→ **Data under study**
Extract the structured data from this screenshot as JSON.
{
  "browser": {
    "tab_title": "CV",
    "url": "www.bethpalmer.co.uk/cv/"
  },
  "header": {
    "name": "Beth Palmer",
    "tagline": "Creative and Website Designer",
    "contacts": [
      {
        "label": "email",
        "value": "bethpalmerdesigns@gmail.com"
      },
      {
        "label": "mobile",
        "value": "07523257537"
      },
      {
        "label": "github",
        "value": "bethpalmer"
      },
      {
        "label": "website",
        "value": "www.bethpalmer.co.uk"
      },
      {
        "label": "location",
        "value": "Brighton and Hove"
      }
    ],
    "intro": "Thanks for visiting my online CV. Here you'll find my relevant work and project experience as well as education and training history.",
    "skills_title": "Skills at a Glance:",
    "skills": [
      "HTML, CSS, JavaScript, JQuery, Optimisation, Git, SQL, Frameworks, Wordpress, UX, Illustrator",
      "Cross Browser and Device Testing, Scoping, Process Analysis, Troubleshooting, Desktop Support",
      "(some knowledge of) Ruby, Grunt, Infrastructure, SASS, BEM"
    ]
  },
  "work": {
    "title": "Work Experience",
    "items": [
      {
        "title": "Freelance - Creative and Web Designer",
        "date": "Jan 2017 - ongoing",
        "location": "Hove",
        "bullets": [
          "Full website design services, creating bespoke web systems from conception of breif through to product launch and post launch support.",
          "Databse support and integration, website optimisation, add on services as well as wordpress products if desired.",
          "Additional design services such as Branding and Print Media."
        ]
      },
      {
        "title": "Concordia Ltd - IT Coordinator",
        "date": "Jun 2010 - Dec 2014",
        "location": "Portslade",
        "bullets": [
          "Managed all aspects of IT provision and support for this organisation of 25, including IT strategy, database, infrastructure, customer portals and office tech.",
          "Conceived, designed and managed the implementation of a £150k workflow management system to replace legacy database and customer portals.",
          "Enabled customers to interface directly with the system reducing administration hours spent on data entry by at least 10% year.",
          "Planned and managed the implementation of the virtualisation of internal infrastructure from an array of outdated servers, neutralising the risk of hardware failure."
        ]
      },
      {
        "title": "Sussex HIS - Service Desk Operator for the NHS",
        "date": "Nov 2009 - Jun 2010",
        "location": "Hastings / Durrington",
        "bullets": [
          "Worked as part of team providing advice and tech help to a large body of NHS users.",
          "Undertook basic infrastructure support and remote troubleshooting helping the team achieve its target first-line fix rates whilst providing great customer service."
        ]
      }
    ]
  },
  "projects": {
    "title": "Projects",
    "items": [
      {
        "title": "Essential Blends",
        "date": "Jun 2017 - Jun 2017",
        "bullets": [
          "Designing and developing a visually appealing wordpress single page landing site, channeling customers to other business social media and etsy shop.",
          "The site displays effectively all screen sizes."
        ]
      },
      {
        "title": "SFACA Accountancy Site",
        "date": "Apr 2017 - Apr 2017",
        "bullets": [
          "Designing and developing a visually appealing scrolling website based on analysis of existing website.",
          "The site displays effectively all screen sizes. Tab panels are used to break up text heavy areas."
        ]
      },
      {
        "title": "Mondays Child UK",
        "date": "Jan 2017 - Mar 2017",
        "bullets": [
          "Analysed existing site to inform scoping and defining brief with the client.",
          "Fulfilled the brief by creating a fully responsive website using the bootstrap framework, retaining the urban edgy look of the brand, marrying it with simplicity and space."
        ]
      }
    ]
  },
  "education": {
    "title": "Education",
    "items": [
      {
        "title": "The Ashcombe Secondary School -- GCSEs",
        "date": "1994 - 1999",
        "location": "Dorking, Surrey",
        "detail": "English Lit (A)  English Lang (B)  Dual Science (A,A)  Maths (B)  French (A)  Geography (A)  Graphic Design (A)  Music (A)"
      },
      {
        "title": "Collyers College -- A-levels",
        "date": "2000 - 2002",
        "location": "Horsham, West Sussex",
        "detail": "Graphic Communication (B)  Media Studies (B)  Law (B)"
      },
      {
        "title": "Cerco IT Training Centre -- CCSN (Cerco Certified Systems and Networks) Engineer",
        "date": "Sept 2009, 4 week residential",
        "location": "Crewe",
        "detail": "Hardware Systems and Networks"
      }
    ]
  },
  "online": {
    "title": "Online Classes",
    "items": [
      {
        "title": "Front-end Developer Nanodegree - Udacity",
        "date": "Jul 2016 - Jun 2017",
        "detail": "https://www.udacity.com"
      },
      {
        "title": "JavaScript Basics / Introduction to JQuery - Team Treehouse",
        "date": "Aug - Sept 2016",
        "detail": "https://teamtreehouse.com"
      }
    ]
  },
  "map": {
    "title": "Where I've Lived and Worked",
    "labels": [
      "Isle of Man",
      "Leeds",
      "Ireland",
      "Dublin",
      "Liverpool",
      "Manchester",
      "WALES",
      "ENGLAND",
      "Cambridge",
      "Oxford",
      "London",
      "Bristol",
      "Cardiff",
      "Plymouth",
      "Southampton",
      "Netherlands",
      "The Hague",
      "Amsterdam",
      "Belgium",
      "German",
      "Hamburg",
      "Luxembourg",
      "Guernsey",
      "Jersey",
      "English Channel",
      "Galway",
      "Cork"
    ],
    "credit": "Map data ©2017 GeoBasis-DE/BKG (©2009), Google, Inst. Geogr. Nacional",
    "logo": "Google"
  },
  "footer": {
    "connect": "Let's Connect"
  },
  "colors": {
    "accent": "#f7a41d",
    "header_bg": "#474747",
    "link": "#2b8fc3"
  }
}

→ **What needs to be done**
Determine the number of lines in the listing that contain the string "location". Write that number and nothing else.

→ **Result for this task**
7